So, a “scooter” lane really just looks like a bike lane …if the bike lane was much wider, delineated, and more prominent. To insist that scooters and bikes can share three feet of painted space is hardly a solution, nor should it be. Sharing is caring, but to share, we must insist on creating and installing more space for differing forms of mobility. A lane such as the ones presented above would create a safer, more accessible street for all. But to call that a bike lane would be a misnomer, as it would really be a multi-modal street lane catering to various forms of transport.
Midspeed, multi-modal lanes that are wide enough to create a feeling of safety for bicyclists and scooterists can incubate and stimulate interest in transit options that are not the automobile. By ensuring equitable streets for all forms of transit, Indianapolis can produce safer, less polluted, more productive streets that allow anyone to have a share of the road. By reclaiming streets for the people, the city could increase reliance on transit and non-automobile options just by making it slightly harder to drive. If Indy is serious about encouraging walking/biking/transit, then it is not enough to just build rapid transit and encourage density. We must make it harder to drive and take away space from cars.
Call to Action
If scooters and multi-modal options do not have infrastructure in place, they will not thrive. As many of those riders would be taking an Uber/Lyft or driving a personal vehicle otherwise, Indy must do its best to encourage multi-modal options. .
Regular bike lanes won’t cut it. Midspeed lanes created by bollarding lanes of traffic downtown will. Time and time again, cities that have taken space away from cars and given it back to pedestrians and other forms of transport have found huge benefit – from Medellin, Columbia to New York City to Copenhagen.
Yeah, I guess it’s outrageous to think Indy can build or maintain Amsterdam-style cycle tracks. But it was crazy to suggest the Cultural Trail would become reality, too. It would not require massive amounts of construction, and the city already owns the land needed. We have already seen that no one is missing the traffic lanes used for the Cultural Trail. And if they are, their headaches may be soothed by the over $1 billion of investment along it.

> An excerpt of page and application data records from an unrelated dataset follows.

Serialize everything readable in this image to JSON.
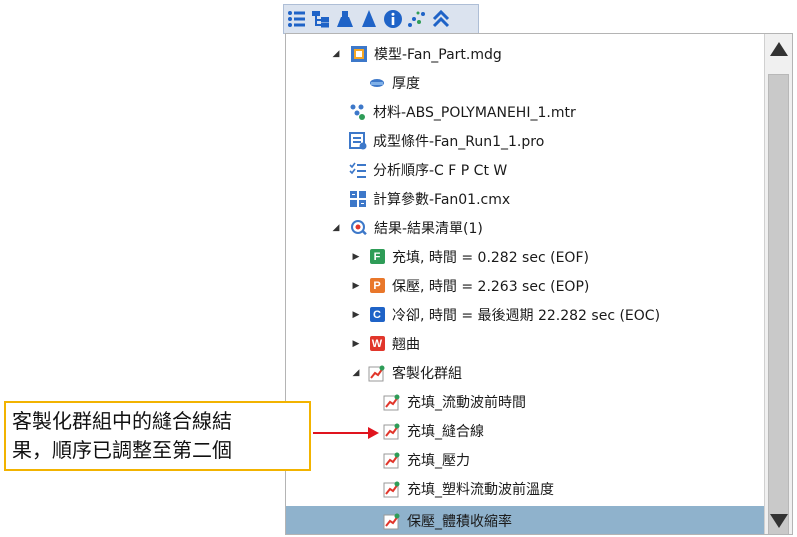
{
  "colors": {
    "selection": "#8fb2cc",
    "badge_fill": "#2e9c57",
    "badge_pack": "#e9772a",
    "badge_cool": "#1f63c7",
    "badge_warp": "#e1362b",
    "callout_border": "#f2b300",
    "arrow": "#e0141e"
  },
  "toolbar": {
    "icons": [
      "list-icon",
      "tree-icon",
      "mold-icon",
      "cone-icon",
      "info-icon",
      "scatter-icon",
      "collapse-up-icon"
    ]
  },
  "tree": {
    "items": [
      {
        "label": "模型-Fan_Part.mdg",
        "icon": "model-icon",
        "expanded": true
      },
      {
        "label": "厚度",
        "icon": "thickness-icon"
      },
      {
        "label": "材料-ABS_POLYMANEHI_1.mtr",
        "icon": "material-icon"
      },
      {
        "label": "成型條件-Fan_Run1_1.pro",
        "icon": "process-icon"
      },
      {
        "label": "分析順序-C F P Ct W",
        "icon": "sequence-icon"
      },
      {
        "label": "計算參數-Fan01.cmx",
        "icon": "calculator-icon"
      },
      {
        "label": "結果-結果清單(1)",
        "icon": "result-icon",
        "expanded": true
      },
      {
        "label": "充填, 時間 = 0.282 sec (EOF)",
        "badge": "F"
      },
      {
        "label": "保壓, 時間 = 2.263 sec (EOP)",
        "badge": "P"
      },
      {
        "label": "冷卻, 時間 = 最後週期 22.282 sec (EOC)",
        "badge": "C"
      },
      {
        "label": "翹曲",
        "badge": "W"
      },
      {
        "label": "客製化群組",
        "icon": "custom-group-icon",
        "expanded": true
      },
      {
        "label": "充填_流動波前時間",
        "icon": "chart-result-icon"
      },
      {
        "label": "充填_縫合線",
        "icon": "chart-result-icon"
      },
      {
        "label": "充填_壓力",
        "icon": "chart-result-icon"
      },
      {
        "label": "充填_塑料流動波前溫度",
        "icon": "chart-result-icon"
      },
      {
        "label": "保壓_體積收縮率",
        "icon": "chart-result-icon",
        "selected": true
      }
    ]
  },
  "callout": {
    "line1": "客製化群組中的縫合線結",
    "line2": "果，順序已調整至第二個"
  }
}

Indy already took a risk by investing in the Cultural Trail – one that paid off handsomely. The city could move even further ahead of the curve by creating a network of downtown streets that cater not only to cars – but exist for pedestrians, scooters, and bikes. Downtown streets can exist for families, the disabled, and the car-less.